The call for the ban on $100 and even $50 currency notes has been accompanied by laudatory comments for Modi's bold move.
"Removing large denomination notes in Australia would be good for the economy and good for the banks," Jonathan Mott said in a communication to UBS clients earlier this week. Benefits would include reduced crime and welfare fraud, increased tax revenue and a "spike" in bank deposits, he said.
While the percentage of the banned notes in India is around 80 percent, 92 per cent of all currency in Australia is the value of $50 and $100 (US$76).
"Only Switzerland, Israel, Norway and Russia use big notes more than we do," The Age economics editor Peter Martin had despaired while urging a ban on big notes in an article published a few months back.
"Who's got them? They are mainly in the hands of drug lords, human traffickers, and tax evaders," Martin had said, answering his own question while quoting from influential US economist Kenneth Rogoff's recently released book "The Curse of Cash".
Like The Age scribe, Mott believes that the scrapping of the biggest denomination currency notes would yield a plethora of economic benefits, including a reduction in crime, higher tax revenue from fewer cash transactions and lower rates of welfare fraud.
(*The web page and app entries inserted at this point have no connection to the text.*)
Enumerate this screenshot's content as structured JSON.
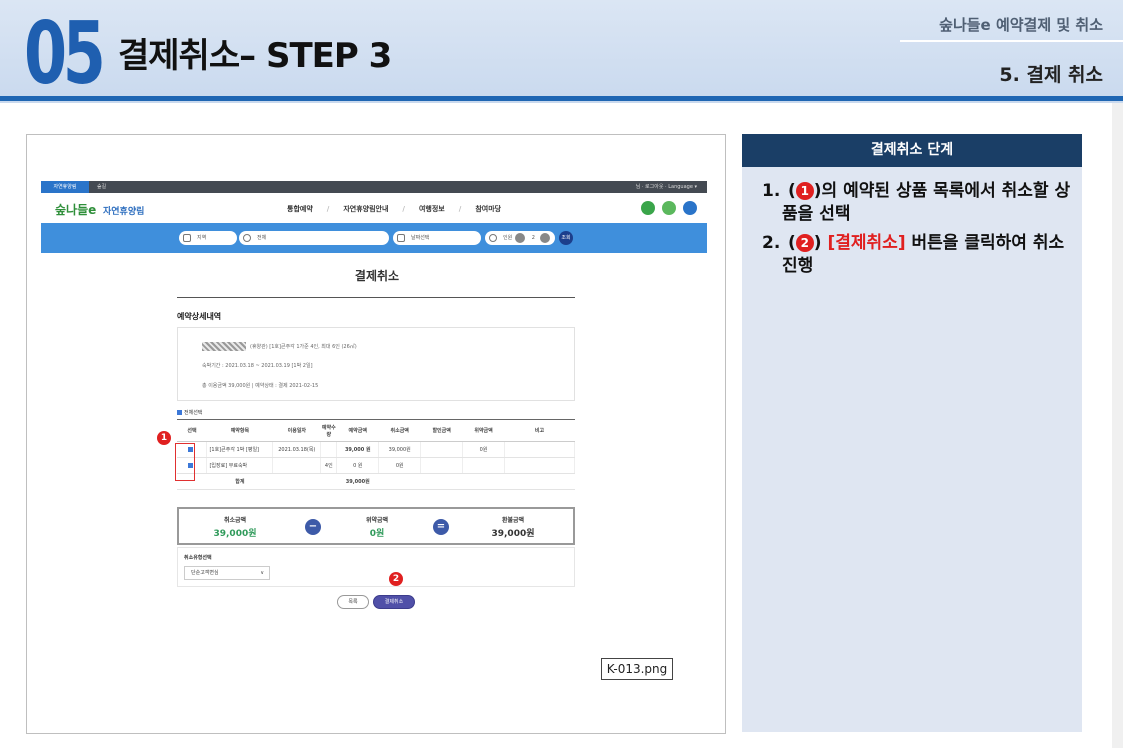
{
  "header": {
    "step_number": "05",
    "title": "결제취소– STEP 3",
    "breadcrumb_top": "숲나들e 예약결제 및 취소",
    "breadcrumb_bottom": "5. 결제 취소"
  },
  "screenshot": {
    "topbar": {
      "tab_active": "자연휴양림",
      "tab_other": "숲길",
      "right_text": "님 · 로그아웃 · Language ▾"
    },
    "nav": {
      "logo": "숲나들e",
      "site_name": "자연휴양림",
      "menu": [
        "통합예약",
        "자연휴양림안내",
        "여행정보",
        "참여마당"
      ]
    },
    "search": {
      "region": "지역",
      "forest": "전체",
      "date": "날짜선택",
      "people_label": "인원",
      "people_count": "2",
      "search_button": "조회"
    },
    "page_heading": "결제취소",
    "detail_title": "예약상세내역",
    "info": {
      "line1": "(휴양관) [1호]큰주각 1가준 4인, 최대 6인 (26㎡)",
      "line2": "숙박기간 : 2021.03.18 ~ 2021.03.19 [1박 2일]",
      "line3": "총 이용금액 39,000원 | 예약상태 : 결제 2021-02-15"
    },
    "select_all": "전체선택",
    "table": {
      "headers": [
        "선택",
        "예약항목",
        "이용일자",
        "예약수량",
        "예약금액",
        "취소금액",
        "할인금액",
        "위약금액",
        "비고"
      ],
      "rows": [
        [
          "",
          "[1호]큰주각 1박 [평일]",
          "2021.03.18(목)",
          "",
          "39,000 원",
          "39,000원",
          "",
          "0원",
          ""
        ],
        [
          "",
          "[입장료] 무료숙박",
          "",
          "4인",
          "0 원",
          "0원",
          "",
          "",
          ""
        ]
      ],
      "total_label": "합계",
      "total_value": "39,000원"
    },
    "calc": {
      "cancel_label": "취소금액",
      "cancel_value": "39,000원",
      "minus": "−",
      "penalty_label": "위약금액",
      "penalty_value": "0원",
      "equals": "=",
      "refund_label": "환불금액",
      "refund_value": "39,000원"
    },
    "cancel_type": {
      "label": "취소유형선택",
      "selected": "단순고객변심",
      "chevron": "∨"
    },
    "buttons": {
      "list": "목록",
      "pay_cancel": "결제취소"
    },
    "markers": {
      "one": "1",
      "two": "2"
    },
    "filename": "K-013.png"
  },
  "panel": {
    "title": "결제취소 단계",
    "step1_num": "1.",
    "step1_open": "(",
    "step1_marker": "1",
    "step1_text": ")의 예약된 상품 목록에서 취소할 상품을 선택",
    "step2_num": "2.",
    "step2_open": "(",
    "step2_marker": "2",
    "step2_close": ")",
    "step2_red": "[결제취소]",
    "step2_text": " 버튼을 클릭하여 취소 진행"
  },
  "colors": {
    "brand_blue": "#1f5fb0",
    "panel_head": "#1a3e66",
    "marker_red": "#e02020",
    "search_bar": "#3f8fdc"
  }
}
According to the UBS analyst, if all of $100 notes are deposited in banks, the household deposit would go up by 4 percent, reducing reliance on foreign funding.
Australia is not alone where Modi's demonetisation announcement is being seen with interest. According to media reports, a number of central banks and governments around the world are looking at withdrawing high denomination bank notes.
The reasons for their interest could be slightly different from India and the UBS analyst. The digitalisation of the economy is cited as the major reason for which many countries may either completely ban the bigger denomination notes or significantly reduce their number.
Like many of its fellow OECD members, Australia is also experiencing the increasing penetration of electronic payment methods.
The ATM transactions in Australia have fallen 3.4 percent a year since 2009 while credit card transactions have increased 7.3 percent a year, a UBS research note reads.
Australian banks have already commenced dropping cash transactions from service offered to the customers. 'No cash on Saturday' signs can be seen in a number of bank branches open for business on the weekends.
In a separate but related development, Citibank Australia has decided to remove cash from its branches. The US bank may have just six branches in Australia but its move has attracted the attention of financial analysts the world over. Removing cash from bank branches is seen as a move towards digital banking.
The demand for cash handling services (including ATM withdrawals) is on a decline in Australia. In Citibank's case, the decline was even more pronounced as only one in 20 customers entered one of its six branches for cash management.
The European Central Bank is also reportedly considering withdrawing 500 euro notes because of an "increased conviction in world public opinion" such high-value notes are used for criminal purposes.